- [Activity]
Give back every record below precisely as written.

- [Available data]
# # # # #
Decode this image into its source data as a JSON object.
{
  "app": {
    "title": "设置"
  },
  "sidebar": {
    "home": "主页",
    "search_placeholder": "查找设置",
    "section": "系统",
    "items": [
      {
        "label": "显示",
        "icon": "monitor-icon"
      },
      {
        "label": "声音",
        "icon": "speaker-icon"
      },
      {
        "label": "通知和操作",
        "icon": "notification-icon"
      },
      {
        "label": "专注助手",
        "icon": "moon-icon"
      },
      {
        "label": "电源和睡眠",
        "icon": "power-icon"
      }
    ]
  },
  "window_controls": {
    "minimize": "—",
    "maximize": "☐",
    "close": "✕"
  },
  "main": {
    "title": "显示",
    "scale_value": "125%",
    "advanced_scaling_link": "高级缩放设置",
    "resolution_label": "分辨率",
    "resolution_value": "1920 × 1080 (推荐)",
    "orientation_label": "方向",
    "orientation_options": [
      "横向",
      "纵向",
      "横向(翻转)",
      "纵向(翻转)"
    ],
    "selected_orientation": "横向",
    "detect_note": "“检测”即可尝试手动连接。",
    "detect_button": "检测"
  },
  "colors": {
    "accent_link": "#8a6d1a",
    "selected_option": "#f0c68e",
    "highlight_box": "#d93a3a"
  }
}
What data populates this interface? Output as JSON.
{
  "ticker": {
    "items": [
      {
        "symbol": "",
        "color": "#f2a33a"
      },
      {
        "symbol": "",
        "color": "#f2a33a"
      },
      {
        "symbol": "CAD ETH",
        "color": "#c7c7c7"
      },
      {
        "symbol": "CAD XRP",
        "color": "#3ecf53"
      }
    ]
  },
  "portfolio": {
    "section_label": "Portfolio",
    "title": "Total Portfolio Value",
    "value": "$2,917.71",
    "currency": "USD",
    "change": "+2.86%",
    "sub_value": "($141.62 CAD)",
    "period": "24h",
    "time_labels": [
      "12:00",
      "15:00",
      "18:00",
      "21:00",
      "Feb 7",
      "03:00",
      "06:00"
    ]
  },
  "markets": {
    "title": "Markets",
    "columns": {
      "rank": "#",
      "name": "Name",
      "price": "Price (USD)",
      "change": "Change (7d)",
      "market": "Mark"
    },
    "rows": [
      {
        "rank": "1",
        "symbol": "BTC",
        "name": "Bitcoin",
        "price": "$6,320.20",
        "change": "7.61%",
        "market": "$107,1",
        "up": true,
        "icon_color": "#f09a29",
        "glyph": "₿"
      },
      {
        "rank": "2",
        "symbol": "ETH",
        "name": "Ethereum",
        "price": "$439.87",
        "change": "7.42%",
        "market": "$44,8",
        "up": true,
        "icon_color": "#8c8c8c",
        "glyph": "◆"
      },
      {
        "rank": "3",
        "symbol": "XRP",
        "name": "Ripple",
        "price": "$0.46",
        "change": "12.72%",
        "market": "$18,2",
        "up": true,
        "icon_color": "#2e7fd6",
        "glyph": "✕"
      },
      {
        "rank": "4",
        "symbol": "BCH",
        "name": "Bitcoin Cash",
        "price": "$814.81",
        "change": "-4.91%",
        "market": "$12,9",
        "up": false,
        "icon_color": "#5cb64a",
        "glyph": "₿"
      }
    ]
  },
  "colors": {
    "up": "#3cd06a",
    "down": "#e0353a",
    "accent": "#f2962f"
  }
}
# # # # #
- [Answer box]
Decode this image into its source data as a JSON object.
{
  "app": {
    "title": "设置"
  },
  "sidebar": {
    "home": "主页",
    "search_placeholder": "查找设置",
    "section": "系统",
    "items": [
      {
        "label": "显示",
        "icon": "monitor-icon"
      },
      {
        "label": "声音",
        "icon": "speaker-icon"
      },
      {
        "label": "通知和操作",
        "icon": "notification-icon"
      },
      {
        "label": "专注助手",
        "icon": "moon-icon"
      },
      {
        "label": "电源和睡眠",
        "icon": "power-icon"
      }
    ]
  },
  "window_controls": {
    "minimize": "—",
    "maximize": "☐",
    "close": "✕"
  },
  "main": {
    "title": "显示",
    "scale_value": "125%",
    "advanced_scaling_link": "高级缩放设置",
    "resolution_label": "分辨率",
    "resolution_value": "1920 × 1080 (推荐)",
    "orientation_label": "方向",
    "orientation_options": [
      "横向",
      "纵向",
      "横向(翻转)",
      "纵向(翻转)"
    ],
    "selected_orientation": "横向",
    "detect_note": "“检测”即可尝试手动连接。",
    "detect_button": "检测"
  },
  "colors": {
    "accent_link": "#8a6d1a",
    "selected_option": "#f0c68e",
    "highlight_box": "#d93a3a"
  }
}
What data populates this interface? Output as JSON.
{
  "ticker": {
    "items": [
      {
        "symbol": "",
        "color": "#f2a33a"
      },
      {
        "symbol": "",
        "color": "#f2a33a"
      },
      {
        "symbol": "CAD ETH",
        "color": "#c7c7c7"
      },
      {
        "symbol": "CAD XRP",
        "color": "#3ecf53"
      }
    ]
  },
  "portfolio": {
    "section_label": "Portfolio",
    "title": "Total Portfolio Value",
    "value": "$2,917.71",
    "currency": "USD",
    "change": "+2.86%",
    "sub_value": "($141.62 CAD)",
    "period": "24h",
    "time_labels": [
      "12:00",
      "15:00",
      "18:00",
      "21:00",
      "Feb 7",
      "03:00",
      "06:00"
    ]
  },
  "markets": {
    "title": "Markets",
    "columns": {
      "rank": "#",
      "name": "Name",
      "price": "Price (USD)",
      "change": "Change (7d)",
      "market": "Mark"
    },
    "rows": [
      {
        "rank": "1",
        "symbol": "BTC",
        "name": "Bitcoin",
        "price": "$6,320.20",
        "change": "7.61%",
        "market": "$107,1",
        "up": true,
        "icon_color": "#f09a29",
        "glyph": "₿"
      },
      {
        "rank": "2",
        "symbol": "ETH",
        "name": "Ethereum",
        "price": "$439.87",
        "change": "7.42%",
        "market": "$44,8",
        "up": true,
        "icon_color": "#8c8c8c",
        "glyph": "◆"
      },
      {
        "rank": "3",
        "symbol": "XRP",
        "name": "Ripple",
        "price": "$0.46",
        "change": "12.72%",
        "market": "$18,2",
        "up": true,
        "icon_color": "#2e7fd6",
        "glyph": "✕"
      },
      {
        "rank": "4",
        "symbol": "BCH",
        "name": "Bitcoin Cash",
        "price": "$814.81",
        "change": "-4.91%",
        "market": "$12,9",
        "up": false,
        "icon_color": "#5cb64a",
        "glyph": "₿"
      }
    ]
  },
  "colors": {
    "up": "#3cd06a",
    "down": "#e0353a",
    "accent": "#f2962f"
  }
}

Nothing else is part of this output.